[ENTRIES SUPPLIED]:
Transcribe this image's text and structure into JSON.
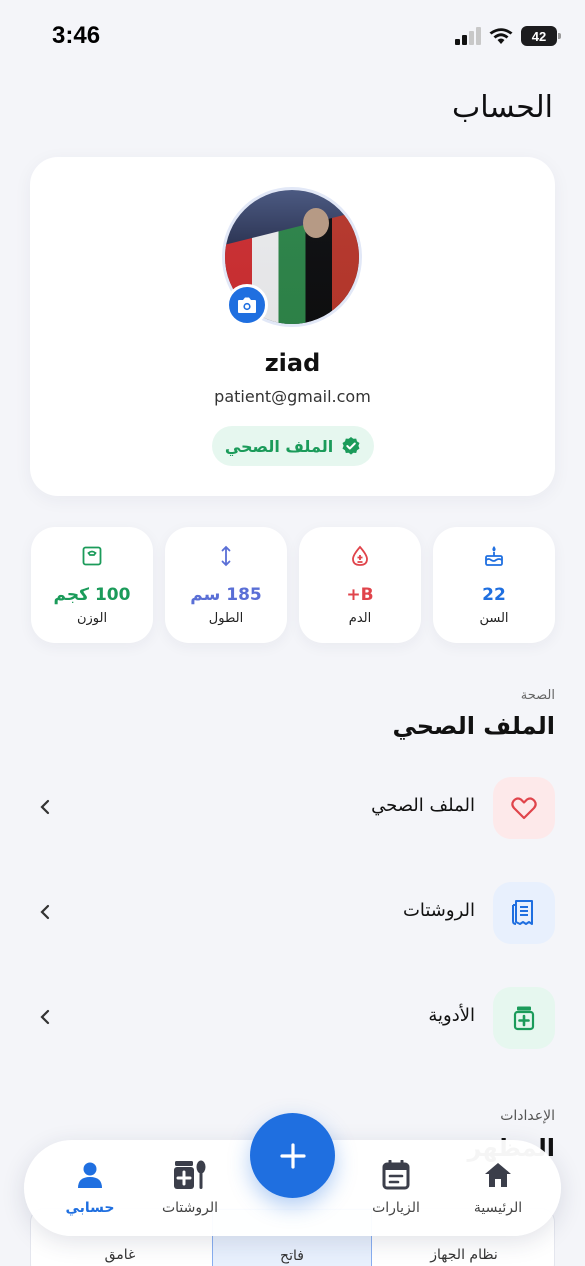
{
  "status_bar": {
    "time": "3:46",
    "battery": "42"
  },
  "header": {
    "title": "الحساب"
  },
  "profile": {
    "name": "ziad",
    "email": "patient@gmail.com",
    "badge_label": "الملف الصحي"
  },
  "stats": [
    {
      "value": "22",
      "label": "السن",
      "color": "#1f6fe0",
      "icon": "cake-icon"
    },
    {
      "value": "B+",
      "label": "الدم",
      "color": "#e0444b",
      "icon": "blood-drop-icon"
    },
    {
      "value": "185 سم",
      "label": "الطول",
      "color": "#5a6fd6",
      "icon": "height-arrows-icon"
    },
    {
      "value": "100 كجم",
      "label": "الوزن",
      "color": "#1b9b5a",
      "icon": "scale-icon"
    }
  ],
  "health_section": {
    "kicker": "الصحة",
    "title": "الملف الصحي",
    "items": [
      {
        "label": "الملف الصحي",
        "icon": "heart-icon",
        "bg": "#fde9ea",
        "color": "#e0444b"
      },
      {
        "label": "الروشتات",
        "icon": "receipt-icon",
        "bg": "#e8f0fd",
        "color": "#1f6fe0"
      },
      {
        "label": "الأدوية",
        "icon": "medicine-icon",
        "bg": "#e6f7ef",
        "color": "#1b9b5a"
      }
    ]
  },
  "settings_section": {
    "kicker": "الإعدادات",
    "title": "المظهر",
    "theme_options": [
      "نظام الجهاز",
      "فاتح",
      "غامق"
    ]
  },
  "tabbar": {
    "items": [
      {
        "label": "الرئيسية",
        "icon": "home-icon"
      },
      {
        "label": "الزيارات",
        "icon": "calendar-icon"
      },
      {
        "label": "الروشتات",
        "icon": "prescription-icon"
      },
      {
        "label": "حسابي",
        "icon": "person-icon",
        "active": true
      }
    ],
    "fab_icon": "plus-icon"
  }
}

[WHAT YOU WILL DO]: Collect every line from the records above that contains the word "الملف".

[RESPONSE TO THE EXERCISE]:
    "badge_label": "الملف الصحي"
    "title": "الملف الصحي",
        "label": "الملف الصحي",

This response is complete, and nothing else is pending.